Jena Discusses New PHE Preeclampsia Study with Orlando Sentinel
PHE Scientific Advisor Anupam Jena, coauthor of a new study on preeclampsia in the September issue of American Journal of Obstetrics & Gynecology, discussed the study’s findings and the growing economic impact of the condition with the Orlando Sentinel’s Amelia Cheatham.
The study by Jena and colleagues found that preeclampsia increases the probability of an adverse event for mothers and infants and lowers the gestational age. The authors estimated preeclampsia cost the US healthcare system an additional $2.18 billion above the usual maternal and infant costs in 2012. PHE’s study sheds light on an important health factor during pregnancy. “We don’t really know much about how preeclampsia impacts both the short-term and long-term health of mothers and their infants on a national scale,” Jena said.
To read the article in the Orlando Sentinel, please click here.
To read the study abstract as it appears in the American Journal of Obstetrics & Gynecology, please click here.

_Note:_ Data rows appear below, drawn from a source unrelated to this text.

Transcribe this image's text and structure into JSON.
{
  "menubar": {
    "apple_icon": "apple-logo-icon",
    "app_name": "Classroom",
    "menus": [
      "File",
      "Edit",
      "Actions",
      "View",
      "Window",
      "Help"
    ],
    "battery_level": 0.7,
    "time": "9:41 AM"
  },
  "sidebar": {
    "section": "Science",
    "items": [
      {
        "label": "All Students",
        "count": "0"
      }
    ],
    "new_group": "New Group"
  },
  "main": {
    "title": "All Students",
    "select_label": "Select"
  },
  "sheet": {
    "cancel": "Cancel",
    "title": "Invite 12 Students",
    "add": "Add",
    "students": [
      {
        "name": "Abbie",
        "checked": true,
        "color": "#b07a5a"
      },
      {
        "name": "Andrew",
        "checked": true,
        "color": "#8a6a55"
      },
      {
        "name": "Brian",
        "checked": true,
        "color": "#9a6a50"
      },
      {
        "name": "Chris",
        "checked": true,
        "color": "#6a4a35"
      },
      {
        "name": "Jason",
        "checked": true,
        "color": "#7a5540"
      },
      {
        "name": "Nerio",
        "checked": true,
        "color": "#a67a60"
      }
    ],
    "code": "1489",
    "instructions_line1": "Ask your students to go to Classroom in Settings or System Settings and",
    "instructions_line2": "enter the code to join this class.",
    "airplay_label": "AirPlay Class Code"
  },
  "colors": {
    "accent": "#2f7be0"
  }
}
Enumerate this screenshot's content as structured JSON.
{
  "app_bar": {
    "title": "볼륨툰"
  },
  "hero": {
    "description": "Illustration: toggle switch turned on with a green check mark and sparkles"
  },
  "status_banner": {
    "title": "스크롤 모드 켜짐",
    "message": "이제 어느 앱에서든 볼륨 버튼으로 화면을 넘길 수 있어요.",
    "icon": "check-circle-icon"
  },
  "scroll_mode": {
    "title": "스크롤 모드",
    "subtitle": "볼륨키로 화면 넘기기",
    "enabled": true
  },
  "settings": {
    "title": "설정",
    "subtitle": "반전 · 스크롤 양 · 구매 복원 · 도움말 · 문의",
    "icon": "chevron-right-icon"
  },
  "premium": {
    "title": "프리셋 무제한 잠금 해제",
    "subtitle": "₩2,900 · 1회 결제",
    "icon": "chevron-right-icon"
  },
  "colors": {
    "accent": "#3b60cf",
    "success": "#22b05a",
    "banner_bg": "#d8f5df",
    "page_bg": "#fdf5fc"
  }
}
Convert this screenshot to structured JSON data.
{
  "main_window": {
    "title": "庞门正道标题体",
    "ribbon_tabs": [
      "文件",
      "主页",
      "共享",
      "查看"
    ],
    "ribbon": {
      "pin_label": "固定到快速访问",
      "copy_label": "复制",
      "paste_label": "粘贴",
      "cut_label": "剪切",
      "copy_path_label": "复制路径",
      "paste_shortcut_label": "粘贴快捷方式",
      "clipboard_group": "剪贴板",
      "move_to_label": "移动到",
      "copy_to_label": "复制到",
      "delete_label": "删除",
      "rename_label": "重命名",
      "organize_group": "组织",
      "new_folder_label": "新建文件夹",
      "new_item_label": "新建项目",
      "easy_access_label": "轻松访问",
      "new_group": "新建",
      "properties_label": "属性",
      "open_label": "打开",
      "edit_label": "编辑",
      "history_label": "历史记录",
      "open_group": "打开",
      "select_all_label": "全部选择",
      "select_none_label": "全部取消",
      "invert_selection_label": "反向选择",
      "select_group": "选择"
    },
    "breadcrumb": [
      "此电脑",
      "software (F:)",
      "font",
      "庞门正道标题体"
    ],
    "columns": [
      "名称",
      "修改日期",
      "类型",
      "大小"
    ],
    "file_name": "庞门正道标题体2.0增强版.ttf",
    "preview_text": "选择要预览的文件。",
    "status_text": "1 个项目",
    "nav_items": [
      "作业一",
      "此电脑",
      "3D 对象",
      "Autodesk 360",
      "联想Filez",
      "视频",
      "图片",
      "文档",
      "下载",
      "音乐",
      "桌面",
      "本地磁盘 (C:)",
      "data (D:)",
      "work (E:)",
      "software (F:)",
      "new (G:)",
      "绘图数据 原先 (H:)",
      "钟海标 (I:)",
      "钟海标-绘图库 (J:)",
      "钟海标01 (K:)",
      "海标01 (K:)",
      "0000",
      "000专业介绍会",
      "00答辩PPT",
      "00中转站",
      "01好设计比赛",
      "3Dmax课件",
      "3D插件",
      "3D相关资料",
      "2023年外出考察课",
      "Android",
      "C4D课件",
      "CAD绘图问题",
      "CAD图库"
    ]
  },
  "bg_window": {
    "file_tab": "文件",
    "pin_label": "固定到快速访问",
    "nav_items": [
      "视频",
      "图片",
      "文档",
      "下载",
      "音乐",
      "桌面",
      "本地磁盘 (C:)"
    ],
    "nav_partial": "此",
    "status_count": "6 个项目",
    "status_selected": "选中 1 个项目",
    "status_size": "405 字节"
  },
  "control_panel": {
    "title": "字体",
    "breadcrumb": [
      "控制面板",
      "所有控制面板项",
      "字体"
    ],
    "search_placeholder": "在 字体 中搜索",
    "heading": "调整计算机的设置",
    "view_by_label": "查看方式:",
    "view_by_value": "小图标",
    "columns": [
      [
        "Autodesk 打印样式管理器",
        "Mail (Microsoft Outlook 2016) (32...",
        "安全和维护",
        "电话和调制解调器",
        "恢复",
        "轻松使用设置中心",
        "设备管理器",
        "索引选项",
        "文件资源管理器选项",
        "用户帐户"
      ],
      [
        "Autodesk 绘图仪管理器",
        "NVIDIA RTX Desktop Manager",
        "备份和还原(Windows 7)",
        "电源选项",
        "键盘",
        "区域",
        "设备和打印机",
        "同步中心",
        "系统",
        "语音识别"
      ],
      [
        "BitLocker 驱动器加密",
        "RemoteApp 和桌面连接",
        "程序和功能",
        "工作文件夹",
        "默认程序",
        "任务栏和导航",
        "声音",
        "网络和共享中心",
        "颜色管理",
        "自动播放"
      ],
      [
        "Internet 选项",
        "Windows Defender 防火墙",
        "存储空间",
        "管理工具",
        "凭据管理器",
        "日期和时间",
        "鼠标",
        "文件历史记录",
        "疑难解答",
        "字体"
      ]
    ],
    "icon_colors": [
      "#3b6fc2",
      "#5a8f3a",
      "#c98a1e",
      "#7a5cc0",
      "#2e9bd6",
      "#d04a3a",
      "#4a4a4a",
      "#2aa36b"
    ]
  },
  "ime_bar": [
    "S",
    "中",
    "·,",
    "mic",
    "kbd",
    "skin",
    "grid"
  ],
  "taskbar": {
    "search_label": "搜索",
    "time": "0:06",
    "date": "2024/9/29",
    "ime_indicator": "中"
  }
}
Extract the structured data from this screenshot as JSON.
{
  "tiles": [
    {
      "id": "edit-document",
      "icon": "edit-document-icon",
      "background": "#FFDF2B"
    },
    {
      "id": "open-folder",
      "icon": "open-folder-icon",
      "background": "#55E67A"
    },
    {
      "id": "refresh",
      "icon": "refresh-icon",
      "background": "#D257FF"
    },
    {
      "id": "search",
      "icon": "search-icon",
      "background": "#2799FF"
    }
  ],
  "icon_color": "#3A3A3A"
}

By: Jason Shafrin, PhD Sr. Director, Policy and Economics and Jacki Chou, MPL Senior Director, Policy and Economics The recent announcement that CVS Caremark will use value-based metrics to inform formulary design at first appears a step in the right direction. However, using value measurements from a single nongovernmental organization—the Institute for Clinical and Economic Review (ICER)—based on a limited picture of treatment value may be problematic. Using this single assessment of value in an effort solely to exclude drugs from a major insurance formulary is even more worrisome and fails to recognize the heterogeneity in patient clinical needs and preferences.